== SUPPLIED MATERIAL ==
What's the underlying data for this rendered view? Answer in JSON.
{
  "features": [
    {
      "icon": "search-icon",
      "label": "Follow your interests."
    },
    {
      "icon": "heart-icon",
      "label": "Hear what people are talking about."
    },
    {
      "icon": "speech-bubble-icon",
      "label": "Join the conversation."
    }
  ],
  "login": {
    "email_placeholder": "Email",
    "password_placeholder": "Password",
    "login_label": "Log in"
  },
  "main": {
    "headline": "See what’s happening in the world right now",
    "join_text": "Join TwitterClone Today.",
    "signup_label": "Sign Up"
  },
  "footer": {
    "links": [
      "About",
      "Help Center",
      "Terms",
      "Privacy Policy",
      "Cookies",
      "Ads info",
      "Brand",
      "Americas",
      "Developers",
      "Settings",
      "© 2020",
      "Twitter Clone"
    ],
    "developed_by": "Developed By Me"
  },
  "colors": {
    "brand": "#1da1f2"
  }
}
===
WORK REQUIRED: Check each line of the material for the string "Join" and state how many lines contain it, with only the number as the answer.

REPLY: 2